Title: The Clarissan Convent of S. Chiara in Urbino : its history architecture and architect Francesco di Giorgio Martini
Author: Clough Edwards, Sarah
Awarding Body: University of Reading
Current Institution: University of Reading
Date of Award: 2004
Availability of Full Text:
Access from EThOS:
Abstract:
This thesis is a study of the fifteenth-century convent of S. Chiara in Urbino, designed by the Sienese architect Francesco di Giorgio Martini, and instigated and financed by the ruling Montefeltro family. It investigates the building's foundation, history, patronage and form. It is divided into five chapters. Chapter One deals with the history of the building's foundation and construction.

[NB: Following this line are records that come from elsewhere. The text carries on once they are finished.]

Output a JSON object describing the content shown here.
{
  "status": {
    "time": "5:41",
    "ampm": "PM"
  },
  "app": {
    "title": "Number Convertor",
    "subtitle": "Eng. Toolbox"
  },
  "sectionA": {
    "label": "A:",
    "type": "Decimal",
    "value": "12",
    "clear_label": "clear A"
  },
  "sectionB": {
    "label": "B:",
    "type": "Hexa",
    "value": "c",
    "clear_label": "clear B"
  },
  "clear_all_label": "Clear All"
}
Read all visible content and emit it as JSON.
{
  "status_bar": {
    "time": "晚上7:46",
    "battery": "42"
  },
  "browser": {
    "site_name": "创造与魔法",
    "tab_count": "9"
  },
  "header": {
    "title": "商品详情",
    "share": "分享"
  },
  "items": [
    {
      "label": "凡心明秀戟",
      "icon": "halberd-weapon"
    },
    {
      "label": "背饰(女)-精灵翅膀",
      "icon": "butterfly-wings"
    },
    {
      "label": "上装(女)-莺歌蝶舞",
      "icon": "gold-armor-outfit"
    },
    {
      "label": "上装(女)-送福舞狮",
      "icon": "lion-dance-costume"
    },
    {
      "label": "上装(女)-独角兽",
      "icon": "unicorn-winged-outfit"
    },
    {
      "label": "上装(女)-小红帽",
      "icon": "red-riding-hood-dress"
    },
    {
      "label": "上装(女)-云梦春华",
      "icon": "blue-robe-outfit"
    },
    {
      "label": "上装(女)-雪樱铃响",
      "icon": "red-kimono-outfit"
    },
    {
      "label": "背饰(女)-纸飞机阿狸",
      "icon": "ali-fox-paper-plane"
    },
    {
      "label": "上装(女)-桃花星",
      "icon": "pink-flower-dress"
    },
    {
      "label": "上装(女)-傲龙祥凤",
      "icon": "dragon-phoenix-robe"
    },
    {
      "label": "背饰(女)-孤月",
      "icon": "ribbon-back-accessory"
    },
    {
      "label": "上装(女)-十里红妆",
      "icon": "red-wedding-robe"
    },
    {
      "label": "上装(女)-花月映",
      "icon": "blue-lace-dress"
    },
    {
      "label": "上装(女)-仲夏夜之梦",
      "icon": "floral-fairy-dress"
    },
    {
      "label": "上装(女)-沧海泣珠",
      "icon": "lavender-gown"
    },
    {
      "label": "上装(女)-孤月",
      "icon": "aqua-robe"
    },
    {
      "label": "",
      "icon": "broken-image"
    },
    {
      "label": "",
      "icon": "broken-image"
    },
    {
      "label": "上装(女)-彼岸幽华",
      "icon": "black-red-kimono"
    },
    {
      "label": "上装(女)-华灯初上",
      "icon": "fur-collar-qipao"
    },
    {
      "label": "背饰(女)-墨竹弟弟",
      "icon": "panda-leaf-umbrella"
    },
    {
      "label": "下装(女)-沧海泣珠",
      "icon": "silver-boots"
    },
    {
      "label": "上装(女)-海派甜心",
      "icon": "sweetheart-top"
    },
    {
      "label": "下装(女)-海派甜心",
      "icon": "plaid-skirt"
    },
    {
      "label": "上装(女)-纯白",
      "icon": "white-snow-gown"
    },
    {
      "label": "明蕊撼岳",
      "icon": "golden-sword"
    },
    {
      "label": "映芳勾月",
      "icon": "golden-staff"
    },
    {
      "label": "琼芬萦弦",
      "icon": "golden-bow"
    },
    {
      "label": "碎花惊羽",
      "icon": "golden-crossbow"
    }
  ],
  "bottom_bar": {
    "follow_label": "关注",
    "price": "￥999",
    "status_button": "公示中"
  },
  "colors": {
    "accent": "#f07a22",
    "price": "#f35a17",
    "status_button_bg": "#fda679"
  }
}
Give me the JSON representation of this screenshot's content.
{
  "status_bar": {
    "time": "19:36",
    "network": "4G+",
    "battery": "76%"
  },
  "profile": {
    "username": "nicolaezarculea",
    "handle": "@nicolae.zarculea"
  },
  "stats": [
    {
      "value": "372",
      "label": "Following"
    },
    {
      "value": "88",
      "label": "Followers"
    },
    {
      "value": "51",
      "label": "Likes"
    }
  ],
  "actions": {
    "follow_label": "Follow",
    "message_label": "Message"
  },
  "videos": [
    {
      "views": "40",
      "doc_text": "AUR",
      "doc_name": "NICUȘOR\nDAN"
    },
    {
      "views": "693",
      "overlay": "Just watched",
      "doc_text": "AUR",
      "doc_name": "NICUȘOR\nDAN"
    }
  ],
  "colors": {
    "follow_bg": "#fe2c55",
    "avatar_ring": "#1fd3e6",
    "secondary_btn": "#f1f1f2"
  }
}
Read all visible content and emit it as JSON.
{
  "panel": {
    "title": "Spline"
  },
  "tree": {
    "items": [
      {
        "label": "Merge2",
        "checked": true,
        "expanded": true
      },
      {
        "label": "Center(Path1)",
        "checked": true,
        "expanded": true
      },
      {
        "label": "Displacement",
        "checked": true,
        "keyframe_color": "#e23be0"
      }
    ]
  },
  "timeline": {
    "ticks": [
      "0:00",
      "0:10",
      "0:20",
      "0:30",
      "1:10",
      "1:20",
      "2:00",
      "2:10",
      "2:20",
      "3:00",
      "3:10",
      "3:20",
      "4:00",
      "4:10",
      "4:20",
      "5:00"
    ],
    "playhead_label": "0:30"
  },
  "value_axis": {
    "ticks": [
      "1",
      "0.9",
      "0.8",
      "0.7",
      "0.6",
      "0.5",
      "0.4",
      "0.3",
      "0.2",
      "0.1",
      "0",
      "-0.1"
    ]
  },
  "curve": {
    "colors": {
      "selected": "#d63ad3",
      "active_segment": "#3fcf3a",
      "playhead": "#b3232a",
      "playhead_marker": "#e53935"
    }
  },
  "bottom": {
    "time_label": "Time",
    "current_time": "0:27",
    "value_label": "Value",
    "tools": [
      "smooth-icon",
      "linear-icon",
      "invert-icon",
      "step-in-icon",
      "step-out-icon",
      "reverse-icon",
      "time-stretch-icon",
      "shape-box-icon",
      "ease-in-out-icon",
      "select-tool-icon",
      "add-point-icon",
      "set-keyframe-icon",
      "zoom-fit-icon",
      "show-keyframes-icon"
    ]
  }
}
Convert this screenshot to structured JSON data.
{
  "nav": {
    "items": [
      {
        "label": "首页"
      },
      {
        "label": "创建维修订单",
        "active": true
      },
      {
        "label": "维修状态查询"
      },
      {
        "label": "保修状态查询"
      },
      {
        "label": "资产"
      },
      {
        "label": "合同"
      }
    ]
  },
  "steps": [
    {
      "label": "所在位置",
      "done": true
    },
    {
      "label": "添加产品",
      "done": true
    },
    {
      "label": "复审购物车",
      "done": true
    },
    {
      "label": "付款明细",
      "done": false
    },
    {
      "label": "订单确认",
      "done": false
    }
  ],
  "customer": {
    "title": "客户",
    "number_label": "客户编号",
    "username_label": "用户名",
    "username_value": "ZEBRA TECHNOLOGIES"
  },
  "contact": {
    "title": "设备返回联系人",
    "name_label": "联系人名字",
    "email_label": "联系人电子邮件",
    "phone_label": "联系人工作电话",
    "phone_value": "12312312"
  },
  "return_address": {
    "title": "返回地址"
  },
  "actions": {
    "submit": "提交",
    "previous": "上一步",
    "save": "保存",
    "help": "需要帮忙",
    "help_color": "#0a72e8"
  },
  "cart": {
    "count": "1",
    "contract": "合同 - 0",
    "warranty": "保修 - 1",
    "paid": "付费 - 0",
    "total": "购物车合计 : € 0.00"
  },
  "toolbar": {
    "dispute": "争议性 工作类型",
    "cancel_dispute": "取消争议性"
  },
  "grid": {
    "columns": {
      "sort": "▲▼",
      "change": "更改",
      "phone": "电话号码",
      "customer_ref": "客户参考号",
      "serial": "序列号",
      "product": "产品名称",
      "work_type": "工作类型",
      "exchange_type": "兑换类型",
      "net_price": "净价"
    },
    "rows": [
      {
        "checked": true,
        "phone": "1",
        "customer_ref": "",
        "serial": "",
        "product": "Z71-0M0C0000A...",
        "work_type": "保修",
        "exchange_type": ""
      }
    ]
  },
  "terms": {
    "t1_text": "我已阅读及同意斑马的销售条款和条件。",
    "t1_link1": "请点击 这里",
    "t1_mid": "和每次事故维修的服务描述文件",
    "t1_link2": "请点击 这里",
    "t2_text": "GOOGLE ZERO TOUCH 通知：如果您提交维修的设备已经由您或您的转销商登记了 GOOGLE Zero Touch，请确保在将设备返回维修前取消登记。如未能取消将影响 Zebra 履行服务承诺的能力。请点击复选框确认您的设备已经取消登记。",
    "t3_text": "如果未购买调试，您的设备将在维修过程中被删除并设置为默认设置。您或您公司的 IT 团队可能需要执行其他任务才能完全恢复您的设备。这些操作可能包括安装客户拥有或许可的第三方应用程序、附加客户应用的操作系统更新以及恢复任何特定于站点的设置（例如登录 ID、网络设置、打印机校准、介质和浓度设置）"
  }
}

It considers when construction work began and under whose patronage, and analyses major structural changes undertaken at the convent, presenting new evidence that the construction was planned much earlier than previously thought, under the patronage of Guidantonio da Montefeltro. Chapter Two considers the process by which the building was designed, discussing drawings in the hand of the architect Francesco di Giorgio of relevance to S. Chiara It clarifies the previously disputed purpose of a drawing of key importance to S. Chiara and demonstrates that this is clearly a project drawing by the architect. Chapter Three attempts to reconstruct the original Martinian design for the convent as begun. It suggests that this design may have been far more ambitious than previously thought. Chapter Four examines Clarissan convent design and considers S. Chiara as an example of its type. It demonstrates that despite the fragmented nature of the Clarissan Order and the variety of circumstances in which convents were founded, it is still possible to discern common themes in Clarissan architecture. Chapter Five locates the convent in the oeuvre ofthe architect Francesco di Giorgio assessing the building as an example of his work. It demonstrates that as a convent S. Chiara is remarkable, with features such as a two story garden loggia and a spiral ramp that were novel to both convent design per se and Italian Renaissance architecture as a whole.
Supervisor: Not available Sponsor: Not available
Qualification Name: Thesis (Ph.D.) Qualification Level: Doctoral
EThOS ID: uk.bl.ethos.645191  DOI: Not available
Share: